(Beginning of Data for this task)

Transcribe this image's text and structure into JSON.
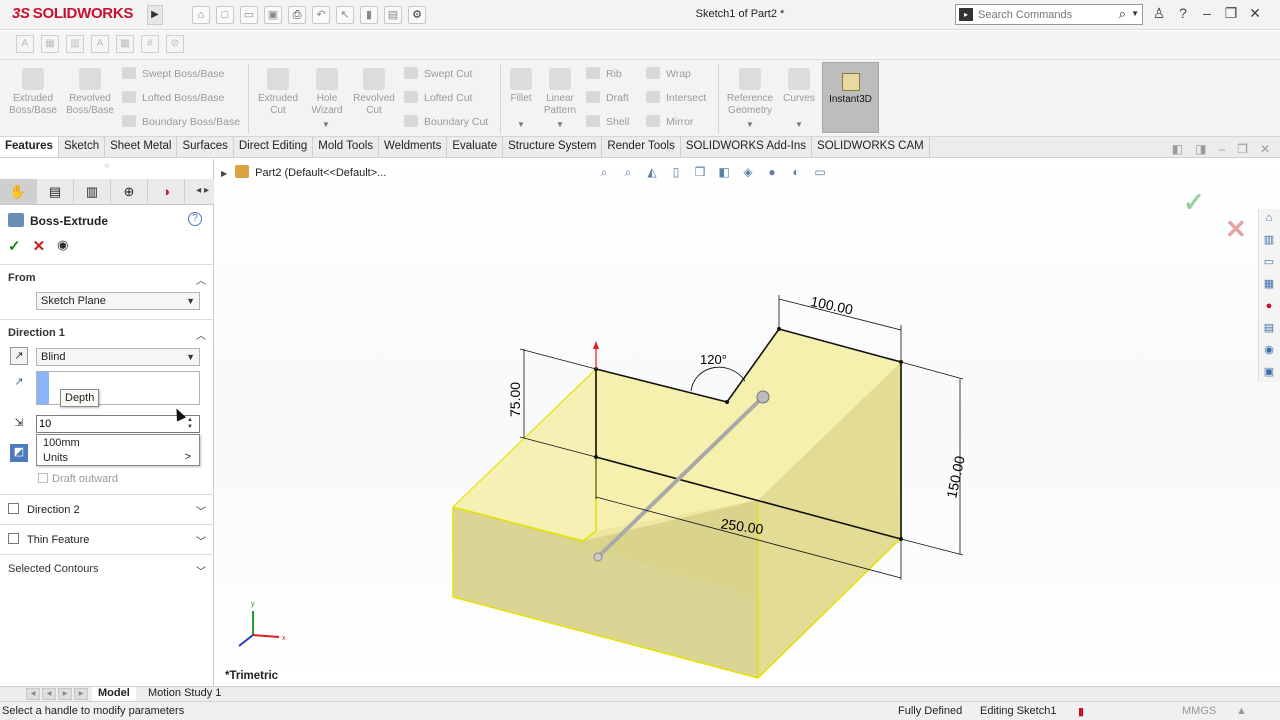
{
  "app": {
    "logo_ds": "3S",
    "logo_name": "SOLIDWORKS",
    "document_title": "Sketch1 of Part2 *"
  },
  "search": {
    "placeholder": "Search Commands"
  },
  "ribbon": {
    "extruded_boss": "Extruded Boss/Base",
    "revolved_boss": "Revolved Boss/Base",
    "swept_boss": "Swept Boss/Base",
    "lofted_boss": "Lofted Boss/Base",
    "boundary_boss": "Boundary Boss/Base",
    "extruded_cut": "Extruded Cut",
    "hole_wizard": "Hole Wizard",
    "revolved_cut": "Revolved Cut",
    "swept_cut": "Swept Cut",
    "lofted_cut": "Lofted Cut",
    "boundary_cut": "Boundary Cut",
    "fillet": "Fillet",
    "linear_pattern": "Linear Pattern",
    "rib": "Rib",
    "draft": "Draft",
    "shell": "Shell",
    "wrap": "Wrap",
    "intersect": "Intersect",
    "mirror": "Mirror",
    "reference_geometry": "Reference Geometry",
    "curves": "Curves",
    "instant3d": "Instant3D"
  },
  "tabs": [
    "Features",
    "Sketch",
    "Sheet Metal",
    "Surfaces",
    "Direct Editing",
    "Mold Tools",
    "Weldments",
    "Evaluate",
    "Structure System",
    "Render Tools",
    "SOLIDWORKS Add-Ins",
    "SOLIDWORKS CAM"
  ],
  "property_manager": {
    "title": "Boss-Extrude",
    "from_label": "From",
    "from_value": "Sketch Plane",
    "direction1_label": "Direction 1",
    "end_condition": "Blind",
    "tooltip": "Depth",
    "depth_value": "10",
    "units_value": "100mm",
    "units_label": "Units",
    "units_arrow": ">",
    "draft_outward": "Draft outward",
    "direction2_label": "Direction 2",
    "thin_feature_label": "Thin Feature",
    "selected_contours_label": "Selected Contours"
  },
  "viewport": {
    "breadcrumb": "Part2  (Default<<Default>...",
    "view_label": "*Trimetric",
    "dim_width": "100.00",
    "dim_angle": "120°",
    "dim_left_height": "75.00",
    "dim_right_height": "150.00",
    "dim_length": "250.00",
    "axis_x": "x",
    "axis_y": "y"
  },
  "bottom_tabs": [
    "Model",
    "Motion Study 1"
  ],
  "status": {
    "hint": "Select a handle to modify parameters",
    "state": "Fully Defined",
    "editing": "Editing Sketch1",
    "units": "MMGS"
  },
  "colors": {
    "brand": "#c8102e",
    "solid_face": "#f3eea2",
    "ok": "#1d8a1d",
    "cancel": "#c91c1c"
  }
}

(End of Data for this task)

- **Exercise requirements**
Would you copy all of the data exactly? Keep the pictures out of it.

- **Exercise answer**
Transcribe this image's text and structure into JSON.
{
  "app": {
    "logo_ds": "3S",
    "logo_name": "SOLIDWORKS",
    "document_title": "Sketch1 of Part2 *"
  },
  "search": {
    "placeholder": "Search Commands"
  },
  "ribbon": {
    "extruded_boss": "Extruded Boss/Base",
    "revolved_boss": "Revolved Boss/Base",
    "swept_boss": "Swept Boss/Base",
    "lofted_boss": "Lofted Boss/Base",
    "boundary_boss": "Boundary Boss/Base",
    "extruded_cut": "Extruded Cut",
    "hole_wizard": "Hole Wizard",
    "revolved_cut": "Revolved Cut",
    "swept_cut": "Swept Cut",
    "lofted_cut": "Lofted Cut",
    "boundary_cut": "Boundary Cut",
    "fillet": "Fillet",
    "linear_pattern": "Linear Pattern",
    "rib": "Rib",
    "draft": "Draft",
    "shell": "Shell",
    "wrap": "Wrap",
    "intersect": "Intersect",
    "mirror": "Mirror",
    "reference_geometry": "Reference Geometry",
    "curves": "Curves",
    "instant3d": "Instant3D"
  },
  "tabs": [
    "Features",
    "Sketch",
    "Sheet Metal",
    "Surfaces",
    "Direct Editing",
    "Mold Tools",
    "Weldments",
    "Evaluate",
    "Structure System",
    "Render Tools",
    "SOLIDWORKS Add-Ins",
    "SOLIDWORKS CAM"
  ],
  "property_manager": {
    "title": "Boss-Extrude",
    "from_label": "From",
    "from_value": "Sketch Plane",
    "direction1_label": "Direction 1",
    "end_condition": "Blind",
    "tooltip": "Depth",
    "depth_value": "10",
    "units_value": "100mm",
    "units_label": "Units",
    "units_arrow": ">",
    "draft_outward": "Draft outward",
    "direction2_label": "Direction 2",
    "thin_feature_label": "Thin Feature",
    "selected_contours_label": "Selected Contours"
  },
  "viewport": {
    "breadcrumb": "Part2  (Default<<Default>...",
    "view_label": "*Trimetric",
    "dim_width": "100.00",
    "dim_angle": "120°",
    "dim_left_height": "75.00",
    "dim_right_height": "150.00",
    "dim_length": "250.00",
    "axis_x": "x",
    "axis_y": "y"
  },
  "bottom_tabs": [
    "Model",
    "Motion Study 1"
  ],
  "status": {
    "hint": "Select a handle to modify parameters",
    "state": "Fully Defined",
    "editing": "Editing Sketch1",
    "units": "MMGS"
  },
  "colors": {
    "brand": "#c8102e",
    "solid_face": "#f3eea2",
    "ok": "#1d8a1d",
    "cancel": "#c91c1c"
  }
}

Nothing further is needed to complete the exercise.